▶ **YOUR TASK**
Output all of the data exactly, keeping any images out of the copy.
====== THE INPUT
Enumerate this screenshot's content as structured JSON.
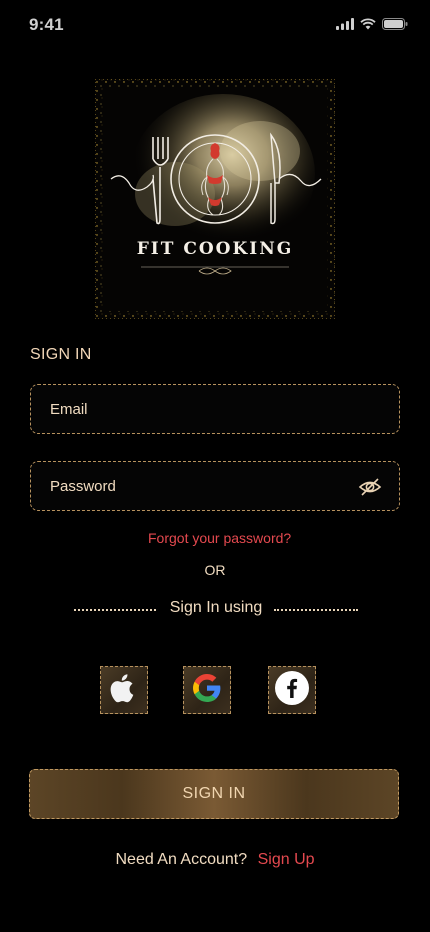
{
  "status_bar": {
    "time": "9:41",
    "icons": [
      "cellular-signal-icon",
      "wifi-icon",
      "battery-icon"
    ]
  },
  "logo": {
    "brand_text": "FIT COOKING",
    "icons": [
      "fork-icon",
      "plate-icon",
      "knife-icon",
      "woman-figure-icon"
    ]
  },
  "form": {
    "heading": "SIGN IN",
    "email_placeholder": "Email",
    "password_placeholder": "Password",
    "password_toggle_icon": "eye-off-icon",
    "forgot_password": "Forgot your password?",
    "or": "OR",
    "sign_in_using": "Sign In using"
  },
  "social": [
    {
      "name": "apple",
      "icon": "apple-icon"
    },
    {
      "name": "google",
      "icon": "google-icon"
    },
    {
      "name": "facebook",
      "icon": "facebook-icon"
    }
  ],
  "actions": {
    "sign_in_button": "SIGN IN",
    "need_account": "Need An Account?",
    "sign_up": "Sign Up"
  },
  "colors": {
    "background": "#000000",
    "gold_border": "#b7925e",
    "accent_red": "#e4494f",
    "text": "#f1dcc1"
  }
}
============
▶ **ANSWER**
Enumerate this screenshot's content as structured JSON.
{
  "status_bar": {
    "time": "9:41",
    "icons": [
      "cellular-signal-icon",
      "wifi-icon",
      "battery-icon"
    ]
  },
  "logo": {
    "brand_text": "FIT COOKING",
    "icons": [
      "fork-icon",
      "plate-icon",
      "knife-icon",
      "woman-figure-icon"
    ]
  },
  "form": {
    "heading": "SIGN IN",
    "email_placeholder": "Email",
    "password_placeholder": "Password",
    "password_toggle_icon": "eye-off-icon",
    "forgot_password": "Forgot your password?",
    "or": "OR",
    "sign_in_using": "Sign In using"
  },
  "social": [
    {
      "name": "apple",
      "icon": "apple-icon"
    },
    {
      "name": "google",
      "icon": "google-icon"
    },
    {
      "name": "facebook",
      "icon": "facebook-icon"
    }
  ],
  "actions": {
    "sign_in_button": "SIGN IN",
    "need_account": "Need An Account?",
    "sign_up": "Sign Up"
  },
  "colors": {
    "background": "#000000",
    "gold_border": "#b7925e",
    "accent_red": "#e4494f",
    "text": "#f1dcc1"
  }
}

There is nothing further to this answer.